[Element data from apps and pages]
►

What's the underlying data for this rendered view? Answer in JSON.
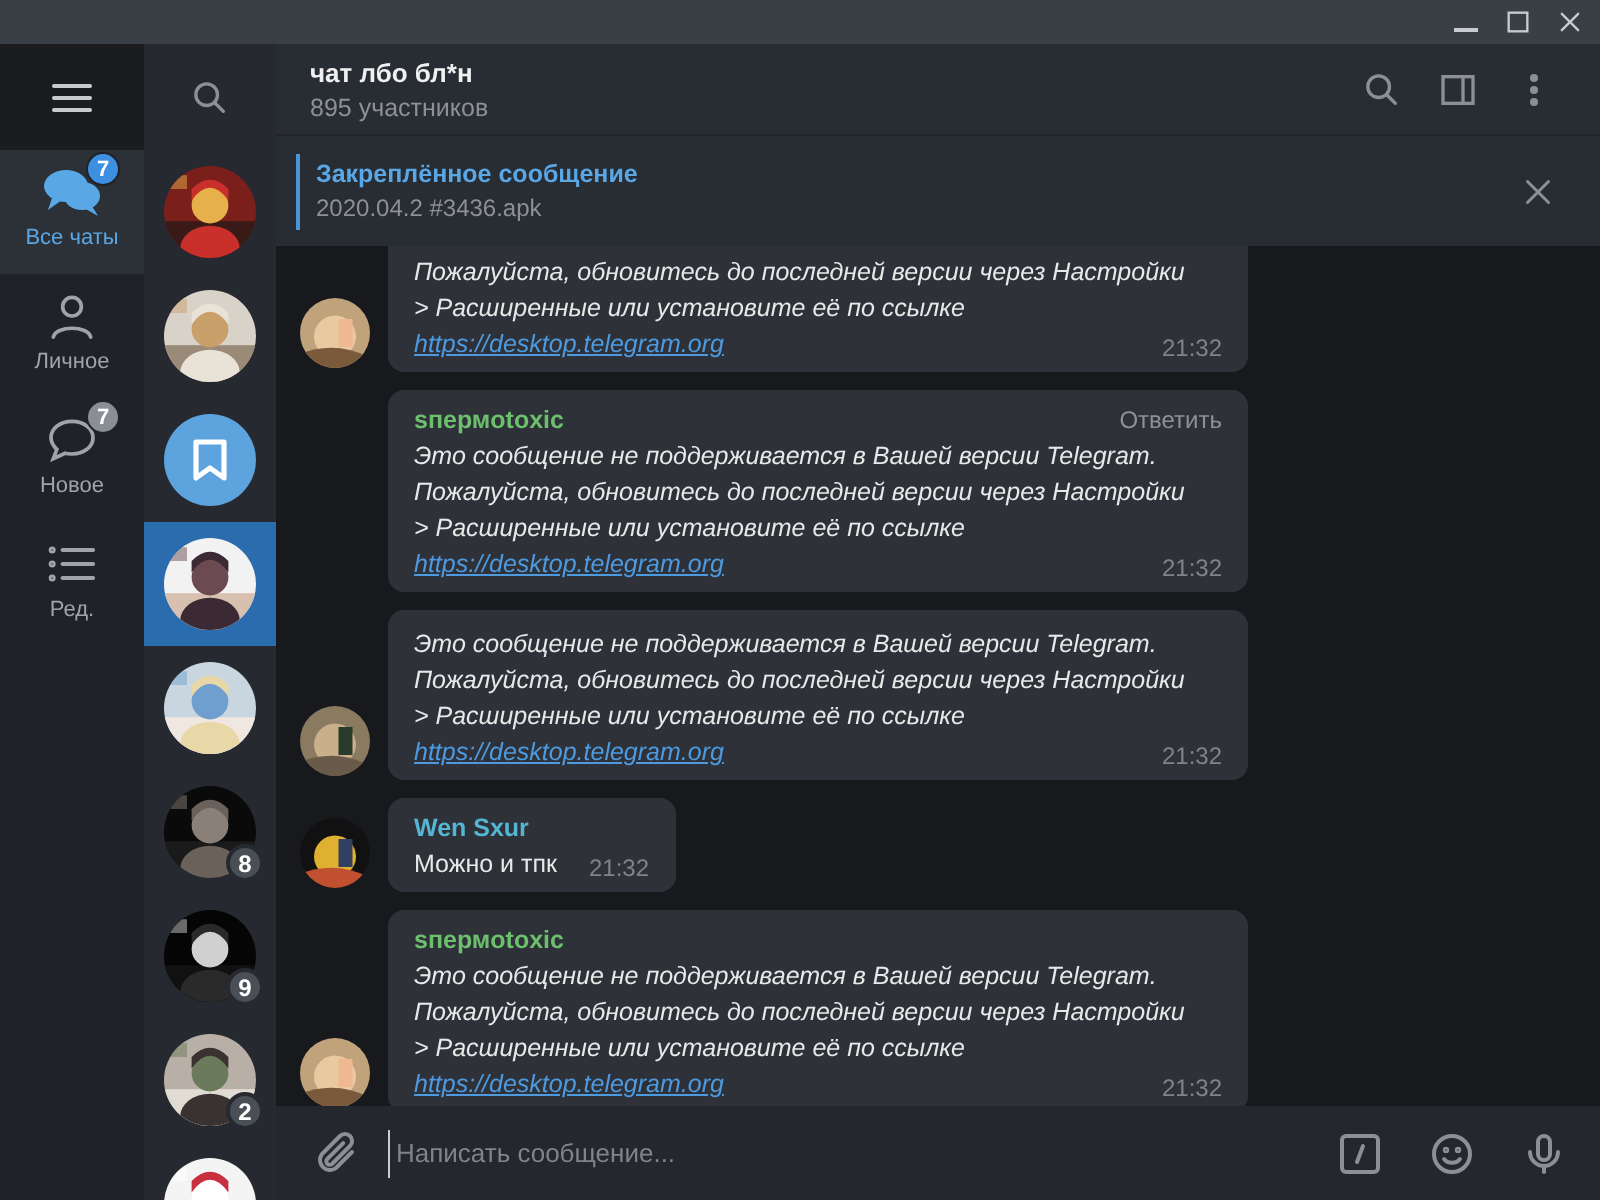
{
  "rail": {
    "items": [
      {
        "kind": "chats",
        "label": "Все чаты",
        "selected": true,
        "badge": "7"
      },
      {
        "kind": "personal",
        "label": "Личное",
        "selected": false
      },
      {
        "kind": "new",
        "label": "Новое",
        "selected": false,
        "badge": "7"
      },
      {
        "kind": "edit",
        "label": "Ред.",
        "selected": false
      }
    ]
  },
  "chats": [
    {
      "kind": "picture",
      "selected": false
    },
    {
      "kind": "picture",
      "selected": false
    },
    {
      "kind": "saved",
      "selected": false
    },
    {
      "kind": "picture",
      "selected": true
    },
    {
      "kind": "picture",
      "selected": false
    },
    {
      "kind": "picture",
      "selected": false,
      "badge": "8"
    },
    {
      "kind": "picture",
      "selected": false,
      "badge": "9"
    },
    {
      "kind": "picture",
      "selected": false,
      "badge": "2"
    },
    {
      "kind": "picture",
      "selected": false
    }
  ],
  "header": {
    "title": "чат лбо бл*н",
    "subtitle": "895 участников"
  },
  "pinned": {
    "label": "Закреплённое сообщение",
    "text": "2020.04.2 #3436.apk"
  },
  "messages": [
    {
      "kind": "unsupported",
      "avatar": true,
      "text": "Пожалуйста, обновитесь до последней версии через Настройки\n> Расширенные или установите её по ссылке",
      "link": "https://desktop.telegram.org",
      "time": "21:32"
    },
    {
      "kind": "unsupported",
      "avatar": false,
      "sender": "sпермotoxic",
      "color": "#6cbf6c",
      "reply": "Ответить",
      "text": "Это сообщение не поддерживается в Вашей версии Telegram.\nПожалуйста, обновитесь до последней версии через Настройки\n> Расширенные или установите её по ссылке",
      "link": "https://desktop.telegram.org",
      "time": "21:32"
    },
    {
      "kind": "unsupported",
      "avatar": true,
      "text": "Это сообщение не поддерживается в Вашей версии Telegram.\nПожалуйста, обновитесь до последней версии через Настройки\n> Расширенные или установите её по ссылке",
      "link": "https://desktop.telegram.org",
      "time": "21:32"
    },
    {
      "kind": "text",
      "avatar": true,
      "sender": "Wen Sxur",
      "color": "#55b6d4",
      "text": "Можно и тпк",
      "time": "21:32"
    },
    {
      "kind": "unsupported",
      "avatar": true,
      "sender": "sпермotoxic",
      "color": "#6cbf6c",
      "text": "Это сообщение не поддерживается в Вашей версии Telegram.\nПожалуйста, обновитесь до последней версии через Настройки\n> Расширенные или установите её по ссылке",
      "link": "https://desktop.telegram.org",
      "time": "21:32"
    }
  ],
  "composer": {
    "placeholder": "Написать сообщение..."
  }
}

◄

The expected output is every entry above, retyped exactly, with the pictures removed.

What's the underlying data for this rendered view? Answer in JSON.
{
  "rail": {
    "items": [
      {
        "kind": "chats",
        "label": "Все чаты",
        "selected": true,
        "badge": "7"
      },
      {
        "kind": "personal",
        "label": "Личное",
        "selected": false
      },
      {
        "kind": "new",
        "label": "Новое",
        "selected": false,
        "badge": "7"
      },
      {
        "kind": "edit",
        "label": "Ред.",
        "selected": false
      }
    ]
  },
  "chats": [
    {
      "kind": "picture",
      "selected": false
    },
    {
      "kind": "picture",
      "selected": false
    },
    {
      "kind": "saved",
      "selected": false
    },
    {
      "kind": "picture",
      "selected": true
    },
    {
      "kind": "picture",
      "selected": false
    },
    {
      "kind": "picture",
      "selected": false,
      "badge": "8"
    },
    {
      "kind": "picture",
      "selected": false,
      "badge": "9"
    },
    {
      "kind": "picture",
      "selected": false,
      "badge": "2"
    },
    {
      "kind": "picture",
      "selected": false
    }
  ],
  "header": {
    "title": "чат лбо бл*н",
    "subtitle": "895 участников"
  },
  "pinned": {
    "label": "Закреплённое сообщение",
    "text": "2020.04.2 #3436.apk"
  },
  "messages": [
    {
      "kind": "unsupported",
      "avatar": true,
      "text": "Пожалуйста, обновитесь до последней версии через Настройки\n> Расширенные или установите её по ссылке",
      "link": "https://desktop.telegram.org",
      "time": "21:32"
    },
    {
      "kind": "unsupported",
      "avatar": false,
      "sender": "sпермotoxic",
      "color": "#6cbf6c",
      "reply": "Ответить",
      "text": "Это сообщение не поддерживается в Вашей версии Telegram.\nПожалуйста, обновитесь до последней версии через Настройки\n> Расширенные или установите её по ссылке",
      "link": "https://desktop.telegram.org",
      "time": "21:32"
    },
    {
      "kind": "unsupported",
      "avatar": true,
      "text": "Это сообщение не поддерживается в Вашей версии Telegram.\nПожалуйста, обновитесь до последней версии через Настройки\n> Расширенные или установите её по ссылке",
      "link": "https://desktop.telegram.org",
      "time": "21:32"
    },
    {
      "kind": "text",
      "avatar": true,
      "sender": "Wen Sxur",
      "color": "#55b6d4",
      "text": "Можно и тпк",
      "time": "21:32"
    },
    {
      "kind": "unsupported",
      "avatar": true,
      "sender": "sпермotoxic",
      "color": "#6cbf6c",
      "text": "Это сообщение не поддерживается в Вашей версии Telegram.\nПожалуйста, обновитесь до последней версии через Настройки\n> Расширенные или установите её по ссылке",
      "link": "https://desktop.telegram.org",
      "time": "21:32"
    }
  ],
  "composer": {
    "placeholder": "Написать сообщение..."
  }
}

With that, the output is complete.